Instructions to follow
Whichever lines include the word "pour", copy them as they appear in the data.

(Excerpts from an interface dataset)
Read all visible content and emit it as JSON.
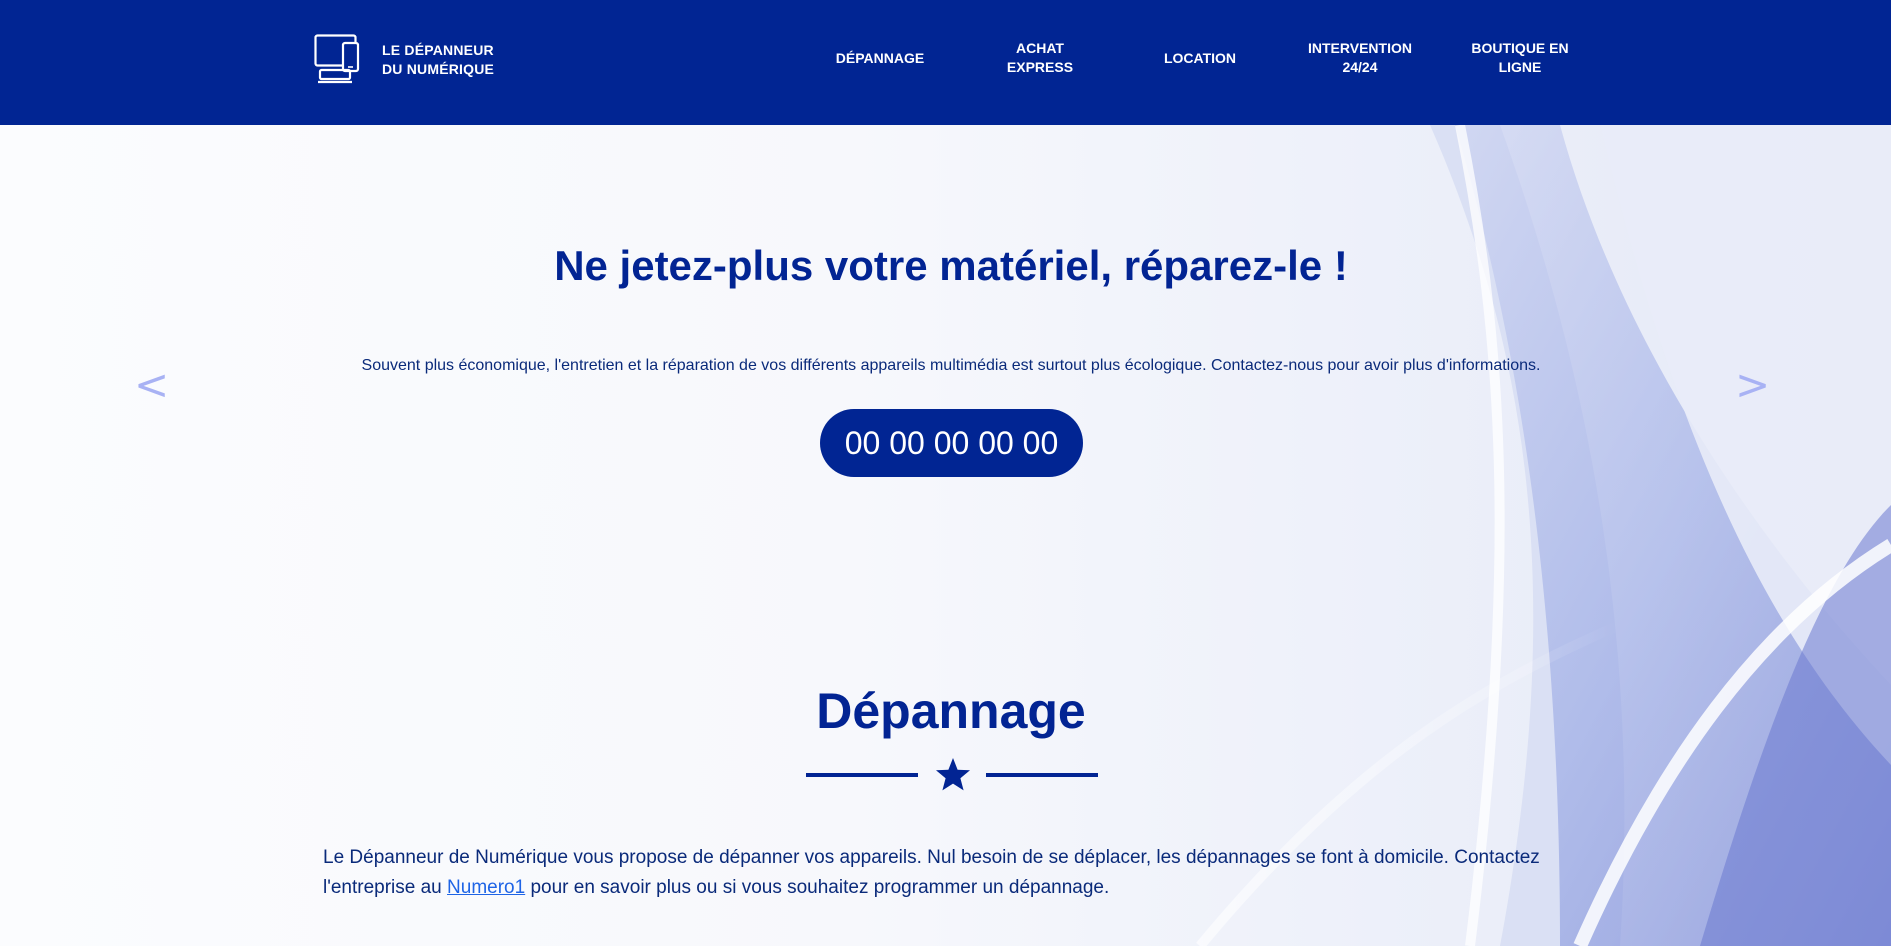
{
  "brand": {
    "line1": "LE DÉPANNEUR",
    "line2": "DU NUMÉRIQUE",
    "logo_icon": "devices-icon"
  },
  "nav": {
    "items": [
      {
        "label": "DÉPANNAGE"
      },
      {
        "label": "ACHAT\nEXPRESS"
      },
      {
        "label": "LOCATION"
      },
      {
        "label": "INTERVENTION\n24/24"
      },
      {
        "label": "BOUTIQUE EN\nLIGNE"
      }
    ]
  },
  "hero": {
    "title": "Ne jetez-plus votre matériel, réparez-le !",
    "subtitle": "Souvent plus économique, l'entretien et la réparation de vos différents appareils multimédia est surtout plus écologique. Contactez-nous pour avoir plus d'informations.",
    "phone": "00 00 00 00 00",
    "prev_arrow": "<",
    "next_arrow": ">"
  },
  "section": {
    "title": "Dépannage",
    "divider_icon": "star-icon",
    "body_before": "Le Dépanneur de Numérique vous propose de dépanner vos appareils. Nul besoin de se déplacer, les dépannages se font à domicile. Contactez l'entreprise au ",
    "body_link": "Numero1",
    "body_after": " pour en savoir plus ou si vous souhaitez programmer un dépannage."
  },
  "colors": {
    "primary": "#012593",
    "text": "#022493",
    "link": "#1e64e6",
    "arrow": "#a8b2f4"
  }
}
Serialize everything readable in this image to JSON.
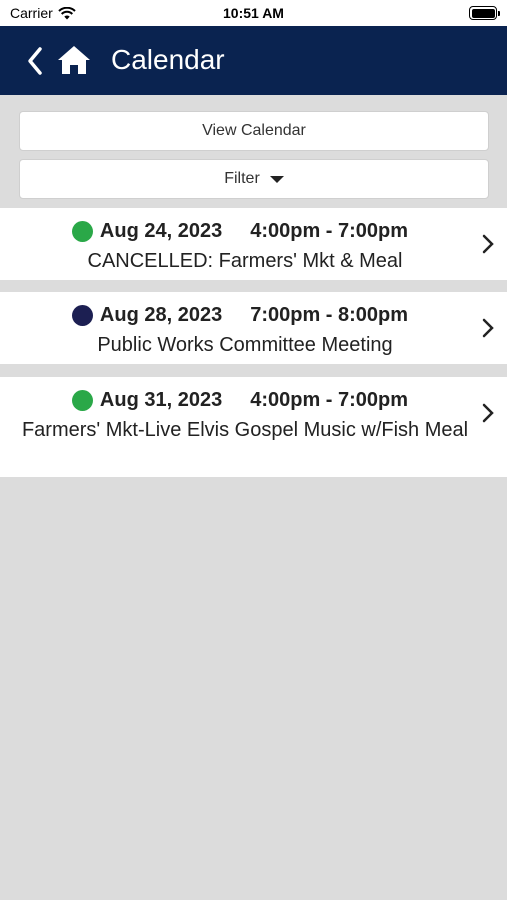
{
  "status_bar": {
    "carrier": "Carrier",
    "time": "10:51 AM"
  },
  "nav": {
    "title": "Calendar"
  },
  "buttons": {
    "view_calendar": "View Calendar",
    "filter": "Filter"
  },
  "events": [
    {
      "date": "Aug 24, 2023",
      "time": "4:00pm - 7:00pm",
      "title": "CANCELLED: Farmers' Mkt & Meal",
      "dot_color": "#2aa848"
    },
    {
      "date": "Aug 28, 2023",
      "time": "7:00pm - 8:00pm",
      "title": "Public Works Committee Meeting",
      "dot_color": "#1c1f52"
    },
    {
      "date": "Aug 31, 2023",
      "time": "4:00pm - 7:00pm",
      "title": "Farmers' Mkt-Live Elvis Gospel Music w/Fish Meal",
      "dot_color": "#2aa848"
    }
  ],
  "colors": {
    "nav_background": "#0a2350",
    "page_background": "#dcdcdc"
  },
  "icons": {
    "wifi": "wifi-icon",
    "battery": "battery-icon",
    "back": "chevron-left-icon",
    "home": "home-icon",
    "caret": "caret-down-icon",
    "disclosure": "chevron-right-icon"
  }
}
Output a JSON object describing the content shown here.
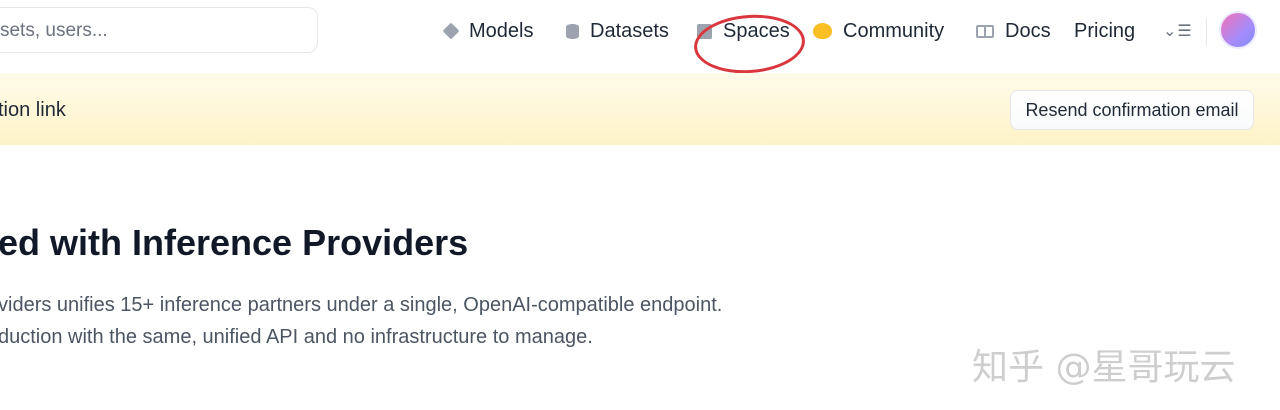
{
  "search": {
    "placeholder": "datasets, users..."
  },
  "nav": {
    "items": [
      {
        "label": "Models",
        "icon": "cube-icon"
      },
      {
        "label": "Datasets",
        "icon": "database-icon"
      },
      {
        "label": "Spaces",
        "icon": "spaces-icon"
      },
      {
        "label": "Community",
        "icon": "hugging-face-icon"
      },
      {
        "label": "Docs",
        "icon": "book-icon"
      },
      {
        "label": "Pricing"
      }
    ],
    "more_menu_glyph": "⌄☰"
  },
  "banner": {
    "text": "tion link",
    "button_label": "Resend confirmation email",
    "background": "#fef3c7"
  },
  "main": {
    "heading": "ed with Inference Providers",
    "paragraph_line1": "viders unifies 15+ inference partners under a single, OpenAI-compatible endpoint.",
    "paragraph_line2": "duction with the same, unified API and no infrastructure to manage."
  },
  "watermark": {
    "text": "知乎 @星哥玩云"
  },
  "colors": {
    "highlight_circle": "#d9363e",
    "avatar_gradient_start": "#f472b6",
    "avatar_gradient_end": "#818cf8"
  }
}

Your solution
    "subtitle": "Souvent plus économique, l'entretien et la réparation de vos différents appareils multimédia est surtout plus écologique. Contactez-nous pour avoir plus d'informations.",
    "body_after": " pour en savoir plus ou si vous souhaitez programmer un dépannage."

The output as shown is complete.